Options allow you to do things like undo entries you've made or redo the game over, and also to start a new game. Here you can also set preferences. Preferences relate to game settings such as how hard the game should be (easy, normal or hard - you can even enter your own puzzle if you find one in a paper that you want to do but don't have a pencil to hand), how much help you want and here you can turn off things like the coloured digits or the flagging up of conflicting entries and so on.
One of the useful things you can do is to switch the backlight on permanently so as to avoid having to keep jiggling the cursor to bring it back on again. Mindful that the backlight is the biggest drainer of batteries, you have the option to set the level of backlight on a scale of 0 to 10. I have it set to 3 and that is perfectly adequate.
Pencil relates to the square to the right and bottom of the grid. Pencil is a toggle switch and toggles between Pen and Pencil. By default you start in Pen mode and that is indicated by the 2 and 3 in the square. In Pen mode, when you enter a value from the keyboard that value is entered into the current square. Clicking Pencil takes the keyboard entry into Pencil mode and this relates to what is one of the best features of the game, the Hint system.
As a puzzle progresses you start to eliminate possible values from rows, columns and zones. As you do the possible entries in the remaining squares reduces. I don't know about you but my memory simply isn't good enough to be able to remember all the possible values for every square for the entire puzzle and having to work it out every time you examine a square just wastes time. What you need is a way if indicating those values in each uncompleted square for quick and easy reference.

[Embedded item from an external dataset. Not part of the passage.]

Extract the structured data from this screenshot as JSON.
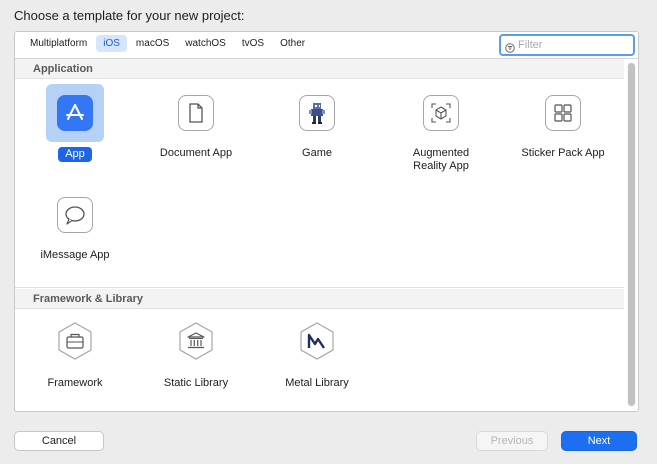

In paper Sudoku games you can lightly pencil in these values around the edge of each square. With an electronic version, especially one on a mobile phone, where the screen is quite small, entering tiny numbers in each square would probably be unreadable. 5ud0ku uses a different, novel approach. Each square may contain up to nine small square blobs, in the same colours as the numbers that each represents, to indicate possible values for that square. This way it is easy to see, by colour and pattern, where similar values appear in multiple squares and where potential conflicts may exist with established values in other squares.
Entering hints and indeed the values as well, is done from the keyboard, as I mentioned. Each number key is a toggle switch; hitting it once enters a value or hint, entering a second time removes it. If you had hints in a square prior to entering a value over them, removing it again redisplays the hints as they were. Your current position in the grid is indicated by a yellow background for the square if you are in Pen mode or a lilac background if in Pencil mode.

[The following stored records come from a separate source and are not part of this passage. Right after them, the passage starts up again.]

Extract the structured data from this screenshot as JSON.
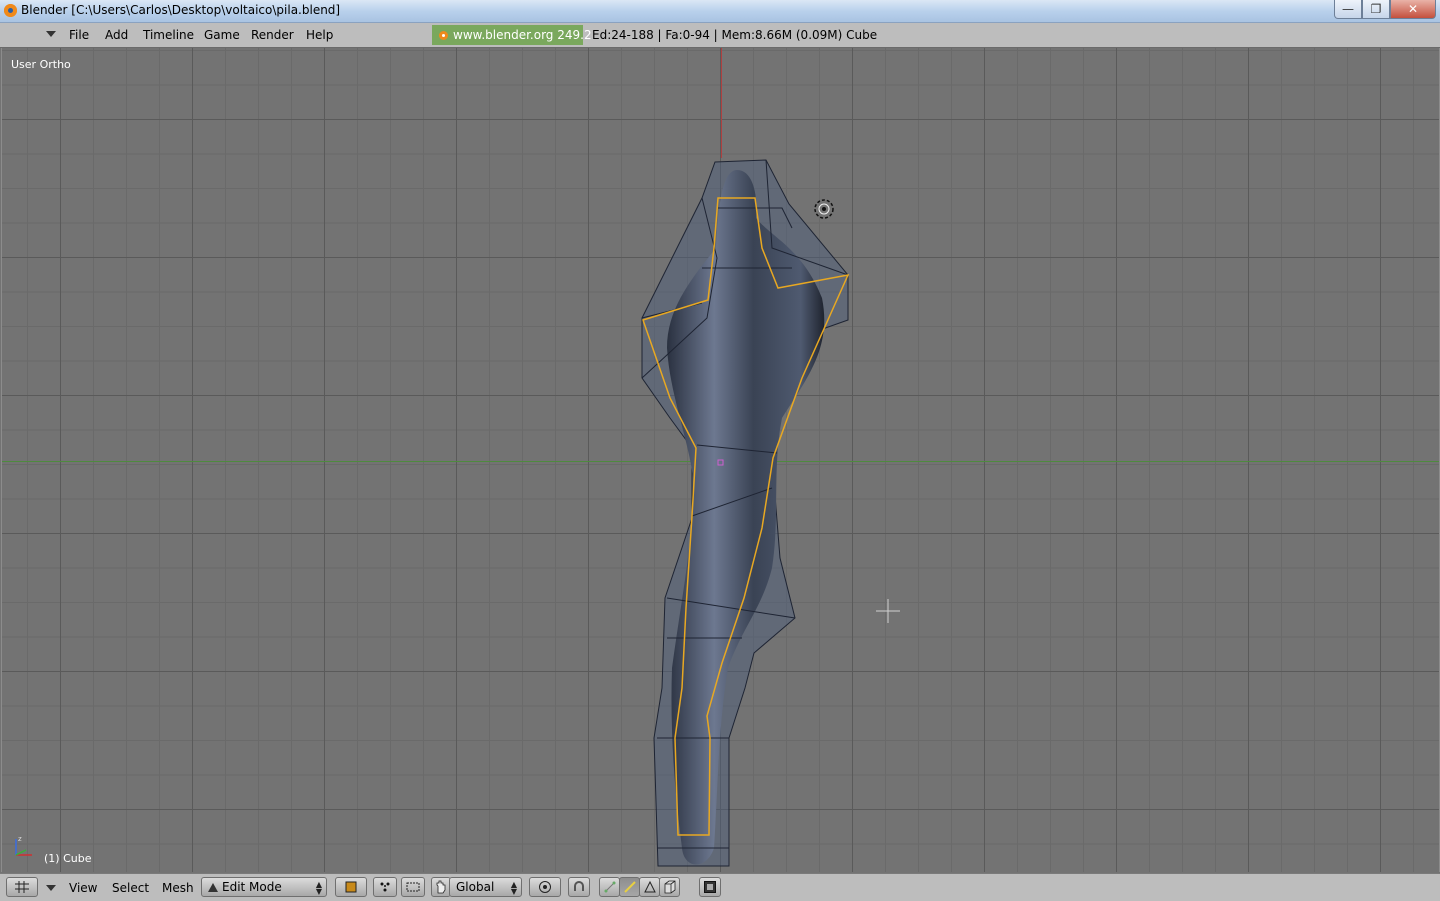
{
  "window": {
    "title": "Blender [C:\\Users\\Carlos\\Desktop\\voltaico\\pila.blend]",
    "minimize_glyph": "—",
    "maximize_glyph": "❐",
    "close_glyph": "✕"
  },
  "info_bar": {
    "menus": [
      "File",
      "Add",
      "Timeline",
      "Game",
      "Render",
      "Help"
    ],
    "website": "www.blender.org 249.2",
    "stats": "Ed:24-188 | Fa:0-94 | Mem:8.66M (0.09M) Cube"
  },
  "viewport": {
    "view_name": "User Ortho",
    "object_label": "(1) Cube",
    "axis_colors": {
      "x": "#4e8a3e",
      "y": "#b04040"
    },
    "selection_color": "#e8a822",
    "mesh_color": "#4a5568"
  },
  "bottom_bar": {
    "menus": [
      "View",
      "Select",
      "Mesh"
    ],
    "mode": "Edit Mode",
    "orientation": "Global",
    "icons": [
      "grid-icon",
      "draw-type-icon",
      "pivot-icon",
      "manipulator-icon",
      "hand-icon",
      "proportional-edit-icon",
      "snap-icon",
      "vertex-select-icon",
      "edge-select-icon",
      "face-select-icon",
      "occlude-icon",
      "render-icon"
    ]
  }
}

Check is a little helper if you think or find that you have made a mistake. Hitting Check highlights those squares containing correct values in green and those that are wrong with red. If course, if you have made a mess and don't want to try again, or can't complete the puzzle then there is an option to show you the correct answer for the entire puzzle.
When you complete the puzzle a window appears in the middle of the screen telling you how long you took. If you don't want to complete a puzzle but would like to go back to it then the current state of the game is saved automatically as you exit from the game.
And that's about it; utterly brilliant for Sudoku addicts like me. I would have been prepared to pay money for this game. The fact that it's totally free just shows that there really is such a thing as a "Free Lunch". That it's also just about the best implementation of electronic Sudoku available is really the icing on the cake.